HSE is reminding companies of the necessity of monitoring workers’ health after a South Wales Housing Association was fined for exposing workers to Hand Arm Vibration Syndrome (HAVS).
Cwmbran Magistrates’ Court heard how Charter Housing Association Ltd. reported six cases of HAVS following a health surveillance programme launched in June 2015. The affected employees were all part of the maintenance team.
An investigation by the Health and Safety Executive (HSE) found the six workers’ conditions were likely to have been caused or worsened by the use of vibratory power tools while in Charter Housing’s employment. It was also found that staff in the maintenance and refurbishment departments at Charter Housing experienced significant exposure to hand arm vibration in their daily work which put them at risk of developing or exacerbating existing HAVS.
The investigation also found the company neither adequately planned its working methods nor trained or informed employees on the risks to their health. Furthermore, Charter Housing did not limit the duration and magnitude of exposure to vibration and failed to put in place suitable health surveillance to identify problems at an early stage.
Hand Arm Vibration Syndrome (HAVS) is a serious and permanent condition caused by regular and frequent exposure to hand-arm vibration. HAVS results in tingling, numbness, pain and loss of strength in the hands which may affect the ability to do work safely and cause pain, distress and sleep disturbance.
Charter Housing Association Ltd (now part of Pobl Group Ltd) of High Street, Newport pleaded guilty to breaching Regulations 5, 6, 7 and 8 of the Control of Vibration at Work Regulations 2005. The company was fined £100,000 and was ordered to pay costs of £9,896.88.
Speaking after the hearing HSE inspector Joanne Carter said:
“An individuals’ health should not be made worse by the work they do. If Charter Housing had correctly implemented its health surveillance earlier, it would have ensured the right systems were in place to monitor workers’ health. The six affected employees’ conditions may have been prevented from developing or developing to a more severe stage.
“How people work today can affect their health and wellbeing tomorrow. This case serves as an important reminder of the necessity of task based risk assessments to establish the level of exposure, control measures to reduce that exposure to as low as is reasonably practicable and effective health surveillance systems. In the case of Charter Housing this realisation came too late.
“All employers need to do the right thing to protect workers’ health.”
Notes to Editors:

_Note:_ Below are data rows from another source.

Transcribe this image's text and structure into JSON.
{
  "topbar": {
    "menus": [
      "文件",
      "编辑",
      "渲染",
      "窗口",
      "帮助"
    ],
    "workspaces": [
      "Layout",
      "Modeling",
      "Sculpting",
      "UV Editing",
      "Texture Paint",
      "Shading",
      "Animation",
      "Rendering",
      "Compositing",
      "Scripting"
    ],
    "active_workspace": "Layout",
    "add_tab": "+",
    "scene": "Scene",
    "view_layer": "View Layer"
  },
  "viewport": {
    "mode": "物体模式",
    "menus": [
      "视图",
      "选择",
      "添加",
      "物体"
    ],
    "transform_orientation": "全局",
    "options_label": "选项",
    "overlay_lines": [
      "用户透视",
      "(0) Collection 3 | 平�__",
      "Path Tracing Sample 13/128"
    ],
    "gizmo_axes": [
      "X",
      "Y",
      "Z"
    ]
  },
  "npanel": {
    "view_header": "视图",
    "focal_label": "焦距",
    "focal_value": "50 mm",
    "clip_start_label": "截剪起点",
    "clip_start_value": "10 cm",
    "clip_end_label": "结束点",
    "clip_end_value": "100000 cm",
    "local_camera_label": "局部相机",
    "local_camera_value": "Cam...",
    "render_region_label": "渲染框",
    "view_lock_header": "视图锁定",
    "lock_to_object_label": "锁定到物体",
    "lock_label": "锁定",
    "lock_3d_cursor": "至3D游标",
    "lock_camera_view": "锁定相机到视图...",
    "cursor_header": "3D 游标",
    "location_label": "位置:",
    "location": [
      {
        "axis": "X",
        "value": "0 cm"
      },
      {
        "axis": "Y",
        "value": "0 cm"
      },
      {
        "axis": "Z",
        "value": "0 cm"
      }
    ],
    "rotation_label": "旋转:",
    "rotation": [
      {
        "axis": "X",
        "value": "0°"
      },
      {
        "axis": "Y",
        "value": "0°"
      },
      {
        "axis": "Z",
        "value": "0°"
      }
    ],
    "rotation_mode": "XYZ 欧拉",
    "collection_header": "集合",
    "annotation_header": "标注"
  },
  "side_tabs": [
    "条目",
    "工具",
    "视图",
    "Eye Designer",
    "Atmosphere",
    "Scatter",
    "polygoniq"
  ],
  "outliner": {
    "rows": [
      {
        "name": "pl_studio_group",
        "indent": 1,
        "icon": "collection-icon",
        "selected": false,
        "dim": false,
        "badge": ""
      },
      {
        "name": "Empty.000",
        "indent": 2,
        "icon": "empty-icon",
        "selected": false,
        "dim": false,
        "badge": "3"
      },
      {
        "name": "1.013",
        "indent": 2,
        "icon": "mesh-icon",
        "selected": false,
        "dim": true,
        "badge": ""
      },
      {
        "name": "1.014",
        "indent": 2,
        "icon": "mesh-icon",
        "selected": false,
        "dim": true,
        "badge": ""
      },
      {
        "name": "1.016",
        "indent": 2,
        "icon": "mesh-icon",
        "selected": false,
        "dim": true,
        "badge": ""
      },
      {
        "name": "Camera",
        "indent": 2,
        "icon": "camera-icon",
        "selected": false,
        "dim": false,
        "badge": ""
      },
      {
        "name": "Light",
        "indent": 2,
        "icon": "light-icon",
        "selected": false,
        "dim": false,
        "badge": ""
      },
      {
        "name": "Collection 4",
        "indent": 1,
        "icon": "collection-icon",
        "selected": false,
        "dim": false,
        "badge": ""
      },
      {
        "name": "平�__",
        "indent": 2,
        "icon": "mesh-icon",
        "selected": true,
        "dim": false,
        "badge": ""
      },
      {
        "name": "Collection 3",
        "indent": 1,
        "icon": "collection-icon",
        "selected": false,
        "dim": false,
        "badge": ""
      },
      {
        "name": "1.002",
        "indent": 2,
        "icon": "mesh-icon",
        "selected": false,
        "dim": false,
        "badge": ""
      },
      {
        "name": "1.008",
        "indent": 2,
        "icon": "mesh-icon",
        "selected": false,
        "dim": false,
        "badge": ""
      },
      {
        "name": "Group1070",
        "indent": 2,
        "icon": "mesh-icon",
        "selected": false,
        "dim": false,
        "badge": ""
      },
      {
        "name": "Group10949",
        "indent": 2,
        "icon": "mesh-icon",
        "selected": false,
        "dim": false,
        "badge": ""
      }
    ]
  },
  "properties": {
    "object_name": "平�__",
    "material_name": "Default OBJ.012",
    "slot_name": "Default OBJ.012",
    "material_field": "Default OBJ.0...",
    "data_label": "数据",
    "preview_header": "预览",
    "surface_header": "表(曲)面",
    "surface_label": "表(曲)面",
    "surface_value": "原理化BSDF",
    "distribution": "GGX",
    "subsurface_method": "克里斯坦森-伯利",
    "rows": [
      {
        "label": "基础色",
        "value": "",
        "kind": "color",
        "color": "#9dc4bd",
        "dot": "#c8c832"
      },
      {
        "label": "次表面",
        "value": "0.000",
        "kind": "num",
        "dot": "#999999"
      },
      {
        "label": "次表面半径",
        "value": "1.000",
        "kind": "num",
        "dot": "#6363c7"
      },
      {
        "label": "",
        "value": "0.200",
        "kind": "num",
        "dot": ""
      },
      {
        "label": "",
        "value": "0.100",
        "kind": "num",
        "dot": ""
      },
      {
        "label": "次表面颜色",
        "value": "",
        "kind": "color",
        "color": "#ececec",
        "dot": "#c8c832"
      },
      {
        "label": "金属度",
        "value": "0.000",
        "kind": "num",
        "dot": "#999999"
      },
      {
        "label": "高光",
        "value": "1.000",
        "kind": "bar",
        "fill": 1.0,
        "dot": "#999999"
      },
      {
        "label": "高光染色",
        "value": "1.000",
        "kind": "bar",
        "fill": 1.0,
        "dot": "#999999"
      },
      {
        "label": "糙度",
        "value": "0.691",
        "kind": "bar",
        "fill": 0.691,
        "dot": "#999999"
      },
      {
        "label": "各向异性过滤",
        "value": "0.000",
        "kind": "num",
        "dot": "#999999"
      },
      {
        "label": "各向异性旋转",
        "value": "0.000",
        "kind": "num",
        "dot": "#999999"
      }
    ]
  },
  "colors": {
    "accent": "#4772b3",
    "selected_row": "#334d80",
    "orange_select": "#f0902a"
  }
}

The Health and Safety Executive (HSE) is Britain’s national regulator for workplace health and safety. We seek to prevent work-related death, injury and ill health through regulatory actions that range from influencing behaviours across whole industry sectors through to targeted interventions on individual businesses. These activities are supported by globally recognised scientific expertise. www.hse.gov.uk